DATA EXCERPTS below:

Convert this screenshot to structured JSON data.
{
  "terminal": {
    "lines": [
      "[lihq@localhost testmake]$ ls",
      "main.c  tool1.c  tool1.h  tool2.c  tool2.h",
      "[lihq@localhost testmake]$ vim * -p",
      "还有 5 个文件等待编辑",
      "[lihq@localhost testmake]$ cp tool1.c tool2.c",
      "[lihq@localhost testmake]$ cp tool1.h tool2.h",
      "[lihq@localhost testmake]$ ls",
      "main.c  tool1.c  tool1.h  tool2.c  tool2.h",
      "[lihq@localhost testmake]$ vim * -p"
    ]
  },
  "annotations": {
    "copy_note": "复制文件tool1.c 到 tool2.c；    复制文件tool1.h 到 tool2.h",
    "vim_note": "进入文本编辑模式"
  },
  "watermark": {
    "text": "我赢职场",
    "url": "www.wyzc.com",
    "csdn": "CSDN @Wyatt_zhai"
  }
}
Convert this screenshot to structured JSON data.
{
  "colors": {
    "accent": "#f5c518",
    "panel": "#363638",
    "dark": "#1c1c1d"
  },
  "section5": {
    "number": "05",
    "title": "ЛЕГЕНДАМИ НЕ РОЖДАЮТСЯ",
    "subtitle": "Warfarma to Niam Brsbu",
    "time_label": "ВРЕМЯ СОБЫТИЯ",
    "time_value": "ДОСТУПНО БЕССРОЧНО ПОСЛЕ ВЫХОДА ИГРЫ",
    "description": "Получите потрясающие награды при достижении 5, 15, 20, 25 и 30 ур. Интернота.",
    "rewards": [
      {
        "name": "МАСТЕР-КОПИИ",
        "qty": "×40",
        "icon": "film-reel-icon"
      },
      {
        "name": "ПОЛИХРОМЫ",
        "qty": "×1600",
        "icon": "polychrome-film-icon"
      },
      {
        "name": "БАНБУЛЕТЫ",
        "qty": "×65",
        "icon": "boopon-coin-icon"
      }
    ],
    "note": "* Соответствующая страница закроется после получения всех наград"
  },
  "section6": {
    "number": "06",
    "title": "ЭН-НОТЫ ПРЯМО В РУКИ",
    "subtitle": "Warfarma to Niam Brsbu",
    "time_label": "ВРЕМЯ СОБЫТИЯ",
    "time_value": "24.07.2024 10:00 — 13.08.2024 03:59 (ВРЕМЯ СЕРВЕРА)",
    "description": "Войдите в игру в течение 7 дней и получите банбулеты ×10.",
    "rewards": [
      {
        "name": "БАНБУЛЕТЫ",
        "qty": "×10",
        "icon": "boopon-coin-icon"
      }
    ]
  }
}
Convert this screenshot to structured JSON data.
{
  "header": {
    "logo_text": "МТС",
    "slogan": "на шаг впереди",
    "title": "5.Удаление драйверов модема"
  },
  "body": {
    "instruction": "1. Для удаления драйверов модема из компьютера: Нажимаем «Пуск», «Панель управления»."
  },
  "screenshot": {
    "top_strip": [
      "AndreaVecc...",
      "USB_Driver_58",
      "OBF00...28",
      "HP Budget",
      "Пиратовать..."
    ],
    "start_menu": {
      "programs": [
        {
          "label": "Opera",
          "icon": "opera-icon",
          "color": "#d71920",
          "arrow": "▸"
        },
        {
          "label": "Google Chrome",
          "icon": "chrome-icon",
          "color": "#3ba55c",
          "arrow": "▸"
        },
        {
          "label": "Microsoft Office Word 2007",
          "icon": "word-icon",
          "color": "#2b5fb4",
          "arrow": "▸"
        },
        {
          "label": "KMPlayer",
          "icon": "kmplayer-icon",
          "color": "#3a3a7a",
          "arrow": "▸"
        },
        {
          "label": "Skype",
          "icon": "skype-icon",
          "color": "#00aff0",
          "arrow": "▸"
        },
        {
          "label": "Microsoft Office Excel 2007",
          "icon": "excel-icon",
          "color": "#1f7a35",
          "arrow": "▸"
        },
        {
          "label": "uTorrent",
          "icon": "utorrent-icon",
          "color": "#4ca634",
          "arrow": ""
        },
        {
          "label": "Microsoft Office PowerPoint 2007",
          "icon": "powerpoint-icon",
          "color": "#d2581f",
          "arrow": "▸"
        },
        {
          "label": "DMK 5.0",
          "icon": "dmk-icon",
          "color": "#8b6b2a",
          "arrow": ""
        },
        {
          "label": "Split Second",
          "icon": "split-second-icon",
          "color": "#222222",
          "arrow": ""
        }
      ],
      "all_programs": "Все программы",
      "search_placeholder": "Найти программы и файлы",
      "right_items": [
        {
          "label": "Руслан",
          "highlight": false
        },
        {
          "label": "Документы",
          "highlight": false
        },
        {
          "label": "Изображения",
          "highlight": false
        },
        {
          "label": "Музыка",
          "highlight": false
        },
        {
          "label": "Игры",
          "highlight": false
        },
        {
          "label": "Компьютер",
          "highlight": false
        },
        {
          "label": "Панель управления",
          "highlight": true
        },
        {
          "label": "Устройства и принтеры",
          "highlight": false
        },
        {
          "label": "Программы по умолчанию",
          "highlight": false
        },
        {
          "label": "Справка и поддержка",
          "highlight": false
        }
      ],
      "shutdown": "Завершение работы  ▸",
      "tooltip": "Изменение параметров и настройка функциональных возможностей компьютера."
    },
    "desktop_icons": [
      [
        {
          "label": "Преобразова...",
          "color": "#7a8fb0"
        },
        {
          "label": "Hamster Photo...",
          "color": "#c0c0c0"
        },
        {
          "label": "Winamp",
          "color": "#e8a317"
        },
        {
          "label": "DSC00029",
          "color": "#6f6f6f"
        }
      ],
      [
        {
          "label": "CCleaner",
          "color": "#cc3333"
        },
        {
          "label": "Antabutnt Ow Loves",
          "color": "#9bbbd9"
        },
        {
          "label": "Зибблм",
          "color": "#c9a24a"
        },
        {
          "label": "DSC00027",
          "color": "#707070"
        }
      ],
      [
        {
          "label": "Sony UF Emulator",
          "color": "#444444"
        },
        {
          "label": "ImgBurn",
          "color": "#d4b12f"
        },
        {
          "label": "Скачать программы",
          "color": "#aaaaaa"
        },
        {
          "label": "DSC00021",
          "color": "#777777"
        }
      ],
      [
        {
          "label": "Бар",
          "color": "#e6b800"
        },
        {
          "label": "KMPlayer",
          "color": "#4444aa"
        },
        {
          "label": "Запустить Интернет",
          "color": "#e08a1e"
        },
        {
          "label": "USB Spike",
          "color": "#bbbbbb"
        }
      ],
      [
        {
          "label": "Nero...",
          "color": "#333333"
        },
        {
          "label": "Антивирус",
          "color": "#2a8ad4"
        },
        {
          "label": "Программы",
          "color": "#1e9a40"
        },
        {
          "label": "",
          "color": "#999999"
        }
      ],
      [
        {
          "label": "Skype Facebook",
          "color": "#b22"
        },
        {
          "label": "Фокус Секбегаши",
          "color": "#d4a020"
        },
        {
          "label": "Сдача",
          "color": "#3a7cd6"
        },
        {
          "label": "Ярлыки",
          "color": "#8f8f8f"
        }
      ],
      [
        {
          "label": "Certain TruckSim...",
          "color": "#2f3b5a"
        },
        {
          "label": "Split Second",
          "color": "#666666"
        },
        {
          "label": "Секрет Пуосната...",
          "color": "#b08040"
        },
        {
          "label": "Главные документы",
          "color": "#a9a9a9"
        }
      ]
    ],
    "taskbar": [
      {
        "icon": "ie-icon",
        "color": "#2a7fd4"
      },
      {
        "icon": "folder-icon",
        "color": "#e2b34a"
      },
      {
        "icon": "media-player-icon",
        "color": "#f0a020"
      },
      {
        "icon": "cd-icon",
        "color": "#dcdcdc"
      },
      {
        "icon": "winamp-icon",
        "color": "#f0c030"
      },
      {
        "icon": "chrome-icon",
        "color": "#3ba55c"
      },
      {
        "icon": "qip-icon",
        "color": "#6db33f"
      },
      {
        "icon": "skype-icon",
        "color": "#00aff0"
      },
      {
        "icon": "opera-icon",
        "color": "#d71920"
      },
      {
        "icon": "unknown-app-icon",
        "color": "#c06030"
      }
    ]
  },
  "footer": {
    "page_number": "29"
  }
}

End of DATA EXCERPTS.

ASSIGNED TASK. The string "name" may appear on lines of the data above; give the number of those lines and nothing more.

RESULT FOR THIS EXERCISE. 4